━━━ Information provided
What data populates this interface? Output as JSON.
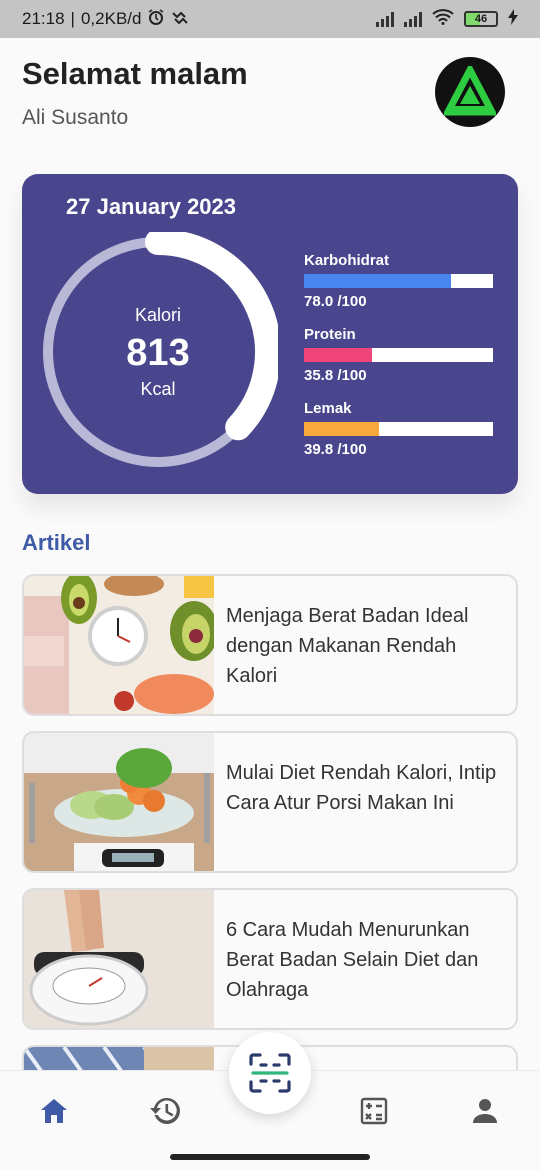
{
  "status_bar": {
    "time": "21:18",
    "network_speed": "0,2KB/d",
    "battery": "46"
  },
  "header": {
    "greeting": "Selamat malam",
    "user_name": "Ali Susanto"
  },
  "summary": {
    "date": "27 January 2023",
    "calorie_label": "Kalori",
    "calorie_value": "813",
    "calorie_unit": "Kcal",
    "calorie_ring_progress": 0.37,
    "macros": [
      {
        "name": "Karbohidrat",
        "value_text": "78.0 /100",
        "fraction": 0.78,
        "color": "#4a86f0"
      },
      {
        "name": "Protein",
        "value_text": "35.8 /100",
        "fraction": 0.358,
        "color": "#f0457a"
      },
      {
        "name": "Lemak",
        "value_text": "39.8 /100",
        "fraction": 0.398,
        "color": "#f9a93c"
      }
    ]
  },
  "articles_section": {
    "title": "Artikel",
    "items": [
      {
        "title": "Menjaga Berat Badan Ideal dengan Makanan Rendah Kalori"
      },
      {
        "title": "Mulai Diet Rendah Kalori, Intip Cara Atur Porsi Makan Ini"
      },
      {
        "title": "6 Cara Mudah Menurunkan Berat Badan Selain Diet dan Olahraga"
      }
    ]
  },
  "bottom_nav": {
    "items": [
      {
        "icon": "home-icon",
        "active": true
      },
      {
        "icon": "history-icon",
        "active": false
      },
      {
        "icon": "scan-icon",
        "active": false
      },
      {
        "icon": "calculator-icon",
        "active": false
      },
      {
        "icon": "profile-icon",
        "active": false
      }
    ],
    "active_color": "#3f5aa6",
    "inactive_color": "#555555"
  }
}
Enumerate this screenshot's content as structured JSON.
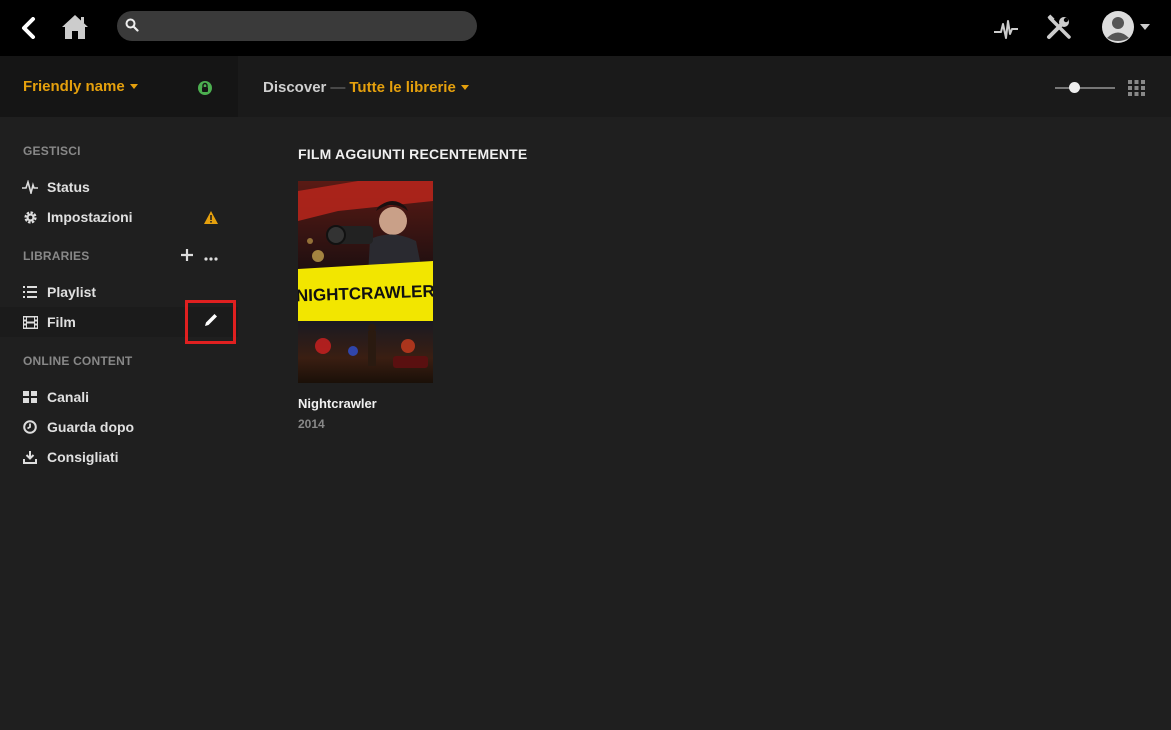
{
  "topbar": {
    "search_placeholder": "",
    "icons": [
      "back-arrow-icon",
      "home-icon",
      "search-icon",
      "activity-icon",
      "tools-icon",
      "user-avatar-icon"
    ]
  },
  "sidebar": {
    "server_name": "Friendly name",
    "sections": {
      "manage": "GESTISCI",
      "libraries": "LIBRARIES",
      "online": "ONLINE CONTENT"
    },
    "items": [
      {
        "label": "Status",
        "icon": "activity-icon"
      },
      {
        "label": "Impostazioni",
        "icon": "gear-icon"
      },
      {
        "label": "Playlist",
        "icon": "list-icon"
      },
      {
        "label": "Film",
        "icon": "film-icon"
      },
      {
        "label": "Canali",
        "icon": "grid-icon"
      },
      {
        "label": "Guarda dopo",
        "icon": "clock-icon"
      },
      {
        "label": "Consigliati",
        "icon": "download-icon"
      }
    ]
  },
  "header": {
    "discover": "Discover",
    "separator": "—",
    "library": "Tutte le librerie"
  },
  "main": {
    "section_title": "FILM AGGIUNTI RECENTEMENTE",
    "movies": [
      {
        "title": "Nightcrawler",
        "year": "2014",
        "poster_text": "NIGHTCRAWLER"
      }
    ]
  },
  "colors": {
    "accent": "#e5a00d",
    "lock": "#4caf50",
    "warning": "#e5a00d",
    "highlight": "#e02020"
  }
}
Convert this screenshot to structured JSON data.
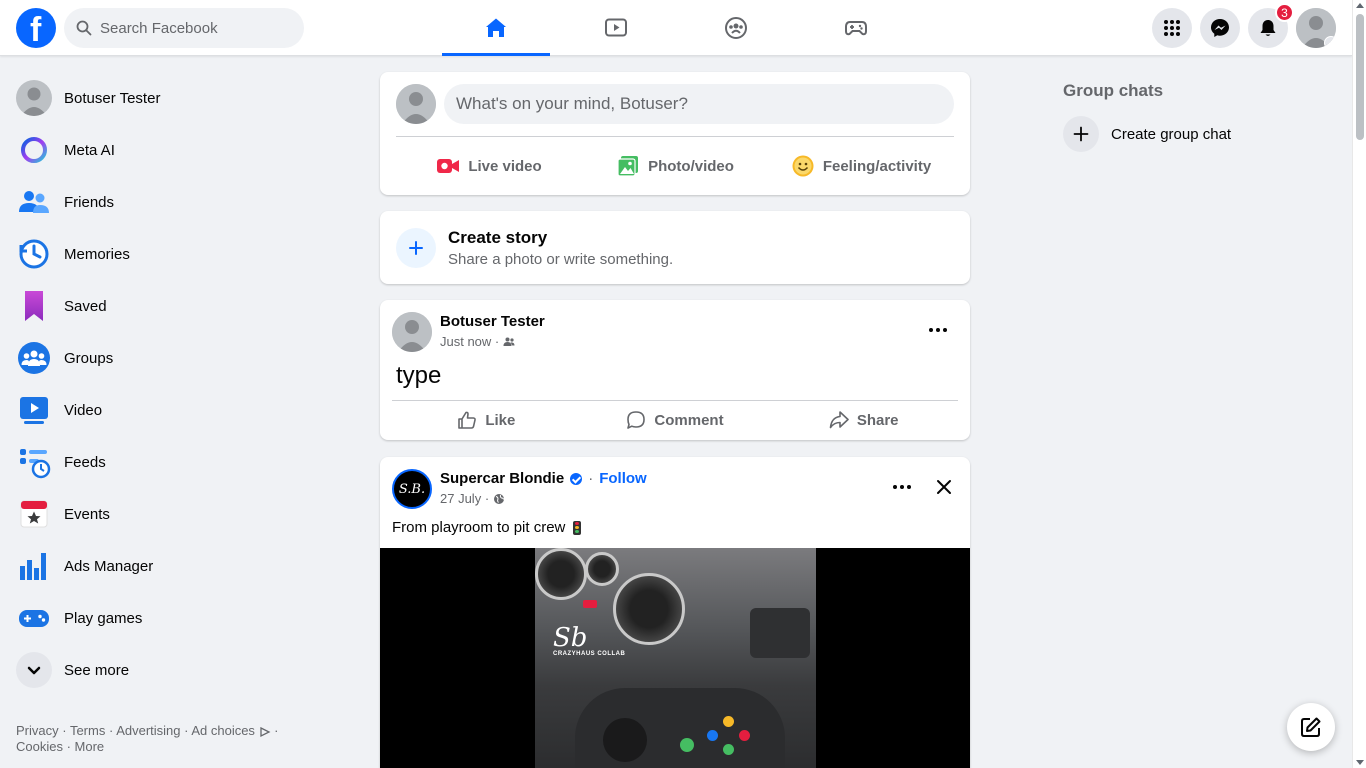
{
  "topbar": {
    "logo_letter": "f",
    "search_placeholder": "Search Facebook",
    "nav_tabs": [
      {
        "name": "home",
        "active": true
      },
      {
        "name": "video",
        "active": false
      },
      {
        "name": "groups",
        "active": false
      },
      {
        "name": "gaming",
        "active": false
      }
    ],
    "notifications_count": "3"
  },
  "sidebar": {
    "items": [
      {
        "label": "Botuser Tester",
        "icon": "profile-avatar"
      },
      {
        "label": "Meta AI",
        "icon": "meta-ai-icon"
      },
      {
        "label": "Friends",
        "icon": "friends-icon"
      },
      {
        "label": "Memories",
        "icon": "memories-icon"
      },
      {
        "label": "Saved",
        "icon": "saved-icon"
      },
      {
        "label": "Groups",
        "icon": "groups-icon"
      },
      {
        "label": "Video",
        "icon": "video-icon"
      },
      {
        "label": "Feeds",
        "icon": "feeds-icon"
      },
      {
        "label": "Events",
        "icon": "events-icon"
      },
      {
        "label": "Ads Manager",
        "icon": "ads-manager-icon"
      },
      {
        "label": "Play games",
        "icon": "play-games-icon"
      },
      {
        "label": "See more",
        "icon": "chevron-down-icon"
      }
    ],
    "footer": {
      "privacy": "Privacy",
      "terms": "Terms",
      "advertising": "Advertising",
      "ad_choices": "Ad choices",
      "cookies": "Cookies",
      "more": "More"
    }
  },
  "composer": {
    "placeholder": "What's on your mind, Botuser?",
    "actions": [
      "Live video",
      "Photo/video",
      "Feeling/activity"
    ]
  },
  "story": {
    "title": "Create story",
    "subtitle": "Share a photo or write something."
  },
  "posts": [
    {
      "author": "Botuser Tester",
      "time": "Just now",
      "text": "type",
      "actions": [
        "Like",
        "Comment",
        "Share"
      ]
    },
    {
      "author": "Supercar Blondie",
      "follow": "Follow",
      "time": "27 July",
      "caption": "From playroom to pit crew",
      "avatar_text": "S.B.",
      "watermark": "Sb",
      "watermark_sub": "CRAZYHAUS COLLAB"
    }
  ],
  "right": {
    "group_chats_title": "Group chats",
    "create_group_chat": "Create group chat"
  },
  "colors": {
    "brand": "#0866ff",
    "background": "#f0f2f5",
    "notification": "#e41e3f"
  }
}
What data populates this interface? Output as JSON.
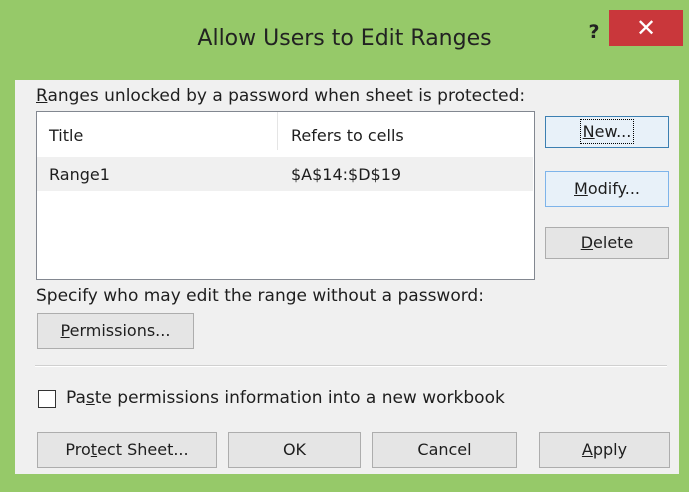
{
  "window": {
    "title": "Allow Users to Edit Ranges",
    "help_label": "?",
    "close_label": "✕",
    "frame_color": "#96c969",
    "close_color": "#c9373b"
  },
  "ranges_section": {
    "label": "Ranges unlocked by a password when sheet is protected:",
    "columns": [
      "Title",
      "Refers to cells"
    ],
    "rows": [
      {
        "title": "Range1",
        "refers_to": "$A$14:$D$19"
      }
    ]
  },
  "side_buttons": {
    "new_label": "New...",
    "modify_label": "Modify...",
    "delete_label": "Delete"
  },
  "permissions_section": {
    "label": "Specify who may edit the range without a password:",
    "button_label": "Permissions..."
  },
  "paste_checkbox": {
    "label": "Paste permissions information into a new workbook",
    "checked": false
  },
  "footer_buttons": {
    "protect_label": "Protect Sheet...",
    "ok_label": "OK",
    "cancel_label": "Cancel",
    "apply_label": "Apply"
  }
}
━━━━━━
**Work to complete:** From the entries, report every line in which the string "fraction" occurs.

**Problem solution:**
        "fraction": 0.78,
        "fraction": 0.358,
        "fraction": 0.398,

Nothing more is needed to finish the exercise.